Decision-making in humans is a complex process involving diverse factors such as knowledge, emotions, gaps, etc. Even with the information overload of today’s times, consumers regularly make bad decisions resulting in the purchase of products which are either less beneficial or downright harmful to them.
In the case of organizational decision-making, despite the big data and the supporting analytics, executives often struggle to convert data-based insights to tangible, achievable solutions. Instead, they resort to what Jim March and coauthors explain as “garbage can” decision making - a framework in which, actors, problems, and alternate solutions circulate in a hypothetical garbage can and people end up approving on whichever option visible on the top.
The recent studies have shown several new insights which prove that our assumptions about decision-making are flawed. Here are a few myths that we believe about decision-making are false.
1> Correct information equates to better decisions.
There is a general assumption that better information leads to better decisions. Decisions arising as a result of bad data can be costly for organizations.
In many situations, people do not use the available information that can help them in making correct decisions. For example, purchasing wrong health insurance or unhealthy foods and medicines.
This research explains that the primary reasons people do not use the available information can be classified into two broad categories – Frictions and Mental Gaps. The Friction explains the framework of “rational inattention” where a decision-maker deliberately avoids utilizing the available information because of the presumed time and cost associated involved in the information processing.

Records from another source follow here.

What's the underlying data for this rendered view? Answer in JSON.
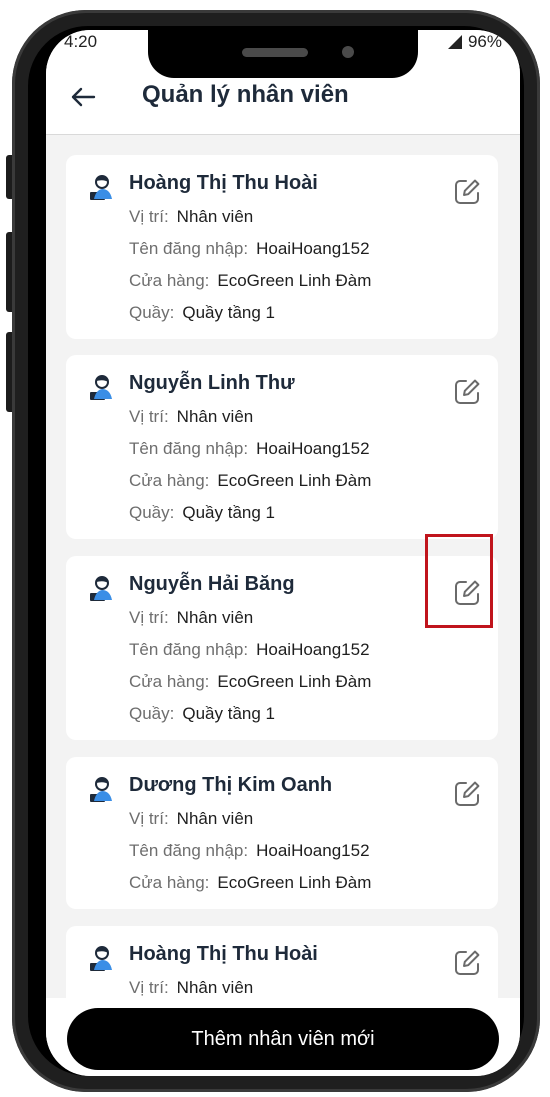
{
  "status_bar": {
    "time": "4:20",
    "battery": "96%"
  },
  "header": {
    "title": "Quản lý nhân viên"
  },
  "labels": {
    "position": "Vị trí:",
    "username": "Tên đăng nhập:",
    "store": "Cửa hàng:",
    "counter": "Quầy:"
  },
  "employees": [
    {
      "name": "Hoàng Thị Thu Hoài",
      "position": "Nhân viên",
      "username": "HoaiHoang152",
      "store": "EcoGreen Linh Đàm",
      "counter": "Quầy tầng 1"
    },
    {
      "name": "Nguyễn Linh Thư",
      "position": "Nhân viên",
      "username": "HoaiHoang152",
      "store": "EcoGreen Linh Đàm",
      "counter": "Quầy tầng 1"
    },
    {
      "name": "Nguyễn Hải Băng",
      "position": "Nhân viên",
      "username": "HoaiHoang152",
      "store": "EcoGreen Linh Đàm",
      "counter": "Quầy tầng 1"
    },
    {
      "name": "Dương Thị Kim Oanh",
      "position": "Nhân viên",
      "username": "HoaiHoang152",
      "store": "EcoGreen Linh Đàm"
    },
    {
      "name": "Hoàng Thị Thu Hoài",
      "position": "Nhân viên"
    }
  ],
  "footer": {
    "add_button": "Thêm nhân viên mới"
  },
  "colors": {
    "highlight": "#c0141c",
    "title": "#1e2a3a"
  }
}
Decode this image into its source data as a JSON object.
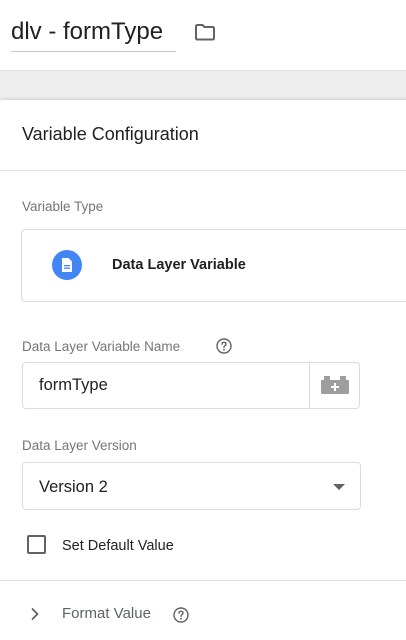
{
  "header": {
    "variable_name": "dlv - formType",
    "folder_icon": "folder-icon"
  },
  "config": {
    "title": "Variable Configuration",
    "variable_type_label": "Variable Type",
    "variable_type_value": "Data Layer Variable",
    "variable_type_icon": "document-icon",
    "variable_type_icon_color": "#4285f4",
    "dlv_name_label": "Data Layer Variable Name",
    "dlv_name_value": "formType",
    "dlv_version_label": "Data Layer Version",
    "dlv_version_value": "Version 2",
    "default_value_label": "Set Default Value",
    "default_value_checked": false,
    "format_value_label": "Format Value"
  }
}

The Mental Gap theory explores the scenarios where the supporting information is easily available, however, due to the gap between what people think and that should be rationally thought for making a right decision – the loopholes appear in the final decision.
2>Decision-making is proportional to the collective influence.
Be it brainstorming sessions, meetings, or conferences, the emphasis on collective problem solving and learning is highly prized in most institutions. Nonetheless, as per this study, excessive collective influencing results in less than perfect decision making. Instead of more emphasis on transparency, the organizational processes should be restructured to accommodate occasional isolation for optimum collective intelligence.
3> Errors in decision making are a result of inherent cognitive biases.
Role of cognitive biases in decision-making is a widely studied topic since recent years. By biases, we mean the inherent and subconscious assumptions which are difficult to get rid of. Apparently, the biases that result in faulty decision making are not only subliminal, as per this study.
Researchers discover a concept of “Motivated Errors” resulting from self-serving motives. With this factor, the decision-makers tweak or ignore the available information to make irrational decisions. Such biases are difficult to spot as they can handle debiasing reforms convincingly. The motivated errors seem like a result of cognitive biases but are indeed motivational in nature.
To sum up, the problem with bad decisions isn’t the lack of data or skills, it is quite the opposite. Knowing and understanding about decision-making can effectively help in prioritization as well as in discovering reasons behind imperfect decisions.